Stored entries:

----------------

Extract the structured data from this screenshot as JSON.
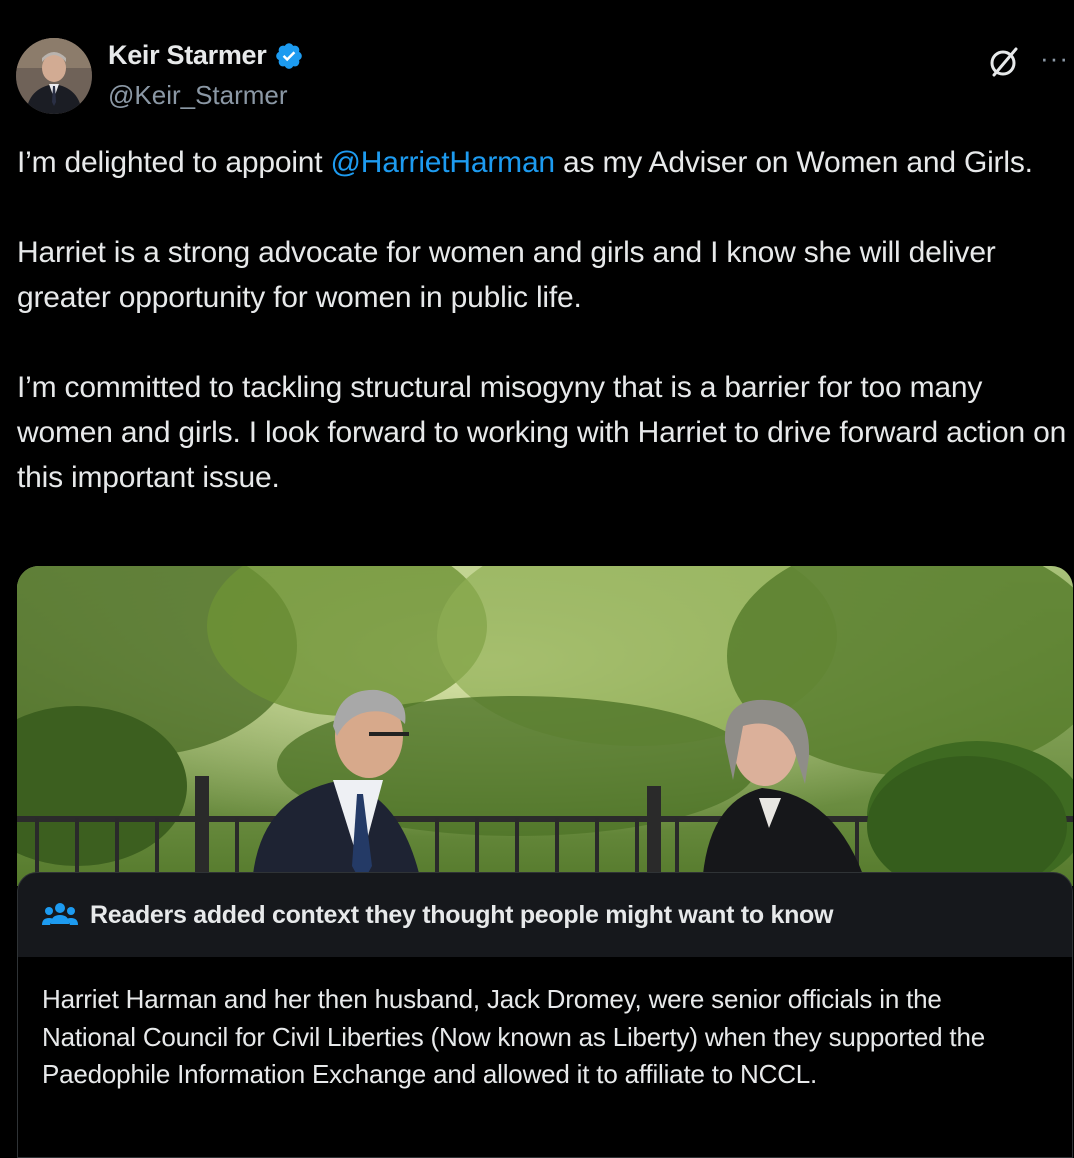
{
  "author": {
    "display_name": "Keir Starmer",
    "handle": "@Keir_Starmer",
    "verified_icon": "verified-badge-icon",
    "avatar_icon": "profile-avatar"
  },
  "actions": {
    "grok_icon": "grok-slash-icon",
    "more_label": "···"
  },
  "tweet": {
    "p1_before": "I’m delighted to appoint ",
    "p1_mention": "@HarrietHarman",
    "p1_after": " as my Adviser on Women and Girls.",
    "p2": "Harriet is a strong advocate for women and girls and I know she will deliver greater opportunity for women in public life.",
    "p3": "I’m committed to tackling structural misogyny that is a barrier for too many women and girls. I look forward to working with Harriet to drive forward action on this important issue."
  },
  "media": {
    "type": "photo"
  },
  "community_note": {
    "icon": "readers-people-icon",
    "title": "Readers added context they thought people might want to know",
    "body": "Harriet Harman and her then husband, Jack Dromey, were senior officials in the National Council for Civil Liberties (Now known as Liberty) when they supported the Paedophile Information Exchange and allowed it to affiliate to NCCL."
  },
  "colors": {
    "background": "#000000",
    "text": "#e7e9ea",
    "secondary": "#8b98a5",
    "link": "#1d9bf0",
    "verified": "#1d9bf0",
    "note_background": "#16181c"
  }
}
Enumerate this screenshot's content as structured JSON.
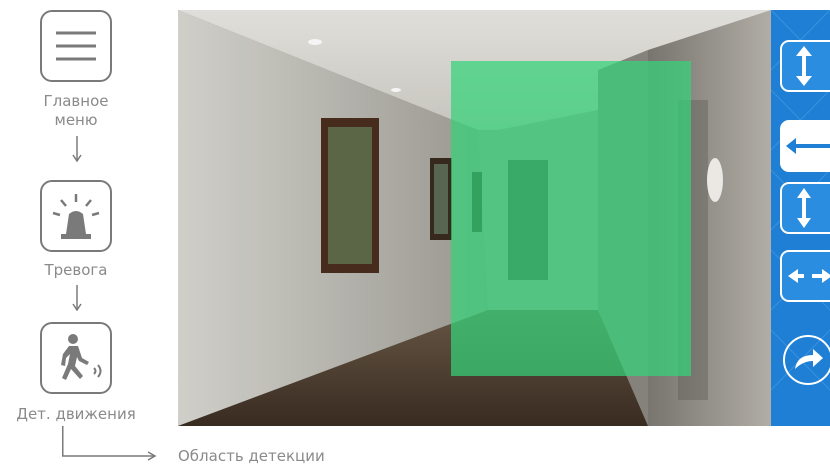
{
  "menu": {
    "main_label_line1": "Главное",
    "main_label_line2": "меню",
    "alarm_label": "Тревога",
    "motion_label": "Дет. движения"
  },
  "footer": {
    "detection_area_label": "Область детекции"
  },
  "panel": {
    "buttons": [
      {
        "icon": "vertical-resize-icon",
        "active": false
      },
      {
        "icon": "horizontal-resize-icon",
        "active": true
      },
      {
        "icon": "vertical-shrink-icon",
        "active": false
      },
      {
        "icon": "horizontal-shrink-icon",
        "active": false
      },
      {
        "icon": "next-arrow-icon",
        "active": false
      }
    ]
  },
  "colors": {
    "detection_zone": "#34d278",
    "panel_blue": "#1f7fd4",
    "icon_gray": "#7a7a7a"
  }
}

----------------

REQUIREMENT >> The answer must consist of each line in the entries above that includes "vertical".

EXERCISE ANSWER >>
        "icon": "vertical-resize-icon",
        "icon": "vertical-shrink-icon",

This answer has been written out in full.